  • 32. Purposes of an Outline• An outline will help • An outline can help you to get an overall you to see the view of your paper logical progression and, perhaps more of your argument important, to figure and identify which out how each segments need section of the paper more research and relates to the others. which elements you should revise.
  • 33. Parts of an Outline
  • 34. Sample Outline on Families --From the MLA Handbook
  • 35. Sample Outline on Families
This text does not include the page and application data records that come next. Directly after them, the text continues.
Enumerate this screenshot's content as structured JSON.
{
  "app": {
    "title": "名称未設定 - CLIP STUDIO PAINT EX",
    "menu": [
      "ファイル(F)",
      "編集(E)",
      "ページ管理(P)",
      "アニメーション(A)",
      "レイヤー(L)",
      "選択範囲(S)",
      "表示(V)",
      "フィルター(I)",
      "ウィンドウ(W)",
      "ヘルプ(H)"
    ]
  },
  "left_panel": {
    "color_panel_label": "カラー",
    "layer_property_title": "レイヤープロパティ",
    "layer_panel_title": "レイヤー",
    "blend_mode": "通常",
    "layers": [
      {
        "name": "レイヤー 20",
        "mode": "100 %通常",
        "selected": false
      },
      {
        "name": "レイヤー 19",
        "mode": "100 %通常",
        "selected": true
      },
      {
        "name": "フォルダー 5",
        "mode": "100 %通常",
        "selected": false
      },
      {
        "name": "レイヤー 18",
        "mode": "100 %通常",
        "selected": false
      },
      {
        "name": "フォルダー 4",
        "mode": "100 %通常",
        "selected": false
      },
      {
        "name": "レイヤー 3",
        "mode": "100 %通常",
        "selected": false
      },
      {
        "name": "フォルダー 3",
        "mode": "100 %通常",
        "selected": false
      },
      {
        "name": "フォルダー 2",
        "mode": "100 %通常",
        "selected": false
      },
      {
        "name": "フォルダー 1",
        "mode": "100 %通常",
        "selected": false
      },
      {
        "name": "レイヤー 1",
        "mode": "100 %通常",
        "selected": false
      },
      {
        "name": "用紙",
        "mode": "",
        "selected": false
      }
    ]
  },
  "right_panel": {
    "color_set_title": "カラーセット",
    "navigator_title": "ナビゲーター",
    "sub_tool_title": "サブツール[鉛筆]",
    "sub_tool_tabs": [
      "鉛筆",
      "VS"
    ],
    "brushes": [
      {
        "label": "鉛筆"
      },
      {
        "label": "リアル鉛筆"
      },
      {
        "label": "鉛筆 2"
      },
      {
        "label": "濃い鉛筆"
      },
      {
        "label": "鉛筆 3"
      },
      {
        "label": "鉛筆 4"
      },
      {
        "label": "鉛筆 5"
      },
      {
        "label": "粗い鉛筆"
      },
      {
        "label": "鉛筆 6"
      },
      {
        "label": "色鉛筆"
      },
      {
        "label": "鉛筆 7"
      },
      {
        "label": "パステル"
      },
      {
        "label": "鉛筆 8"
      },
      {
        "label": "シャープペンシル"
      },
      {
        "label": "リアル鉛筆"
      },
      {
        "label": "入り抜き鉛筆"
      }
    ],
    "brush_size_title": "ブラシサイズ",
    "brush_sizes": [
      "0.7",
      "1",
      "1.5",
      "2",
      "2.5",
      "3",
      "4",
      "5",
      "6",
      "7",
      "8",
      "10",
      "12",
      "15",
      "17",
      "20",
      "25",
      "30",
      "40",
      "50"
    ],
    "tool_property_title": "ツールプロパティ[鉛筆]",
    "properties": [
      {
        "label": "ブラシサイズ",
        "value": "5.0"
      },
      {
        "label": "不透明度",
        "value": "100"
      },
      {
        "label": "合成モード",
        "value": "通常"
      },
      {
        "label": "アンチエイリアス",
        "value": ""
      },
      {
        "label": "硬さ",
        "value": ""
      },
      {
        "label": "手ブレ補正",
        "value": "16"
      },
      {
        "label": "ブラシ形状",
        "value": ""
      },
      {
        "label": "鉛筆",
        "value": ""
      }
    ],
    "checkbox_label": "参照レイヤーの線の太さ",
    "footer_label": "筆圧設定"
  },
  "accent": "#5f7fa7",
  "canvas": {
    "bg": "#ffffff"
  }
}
  • 36. Topic Sentences• State the main point of a paragraph in a topic sentence: a summary of what to expect in the following ‘graph of text. – A body paragraph clusters information supporting your thesis. – Every ‘graph sentence relates to the topic sentence and serves to unify the paragraph. • EXAMPLE: “Music also plays an important background role in Dubliners.” – In an essay on aesthetic motifs in the book – Followed by examples: harp in “Two Gallants,” distant music in “The Dead”
  • 37. Joyce on DublinersMy intention was to write a chapter of the moral history of my country and I chose Dublin for the scene because that city seemed to me the centre of paralysis. I have tried to present it to the indifferent public under four of its aspects: childhood, adolescence, maturity and public life. The stories are arranged in this order. I have written it for the most part in a style of scrupulous meanness and with the conviction that he is a very bold man who dares to alter in the presentment, still more to deform, whatever he has seen and heard. -Letters II. 134
  • 38. Paralysis• What examples does the text indicate of paralysis in Dublin life? – Symbolic: what elements or motifs symbolize paralysis? – Thematic: how is paralysis evident among Joyce’s characters? • “Trivial things”: realistic objects acquire heightened significance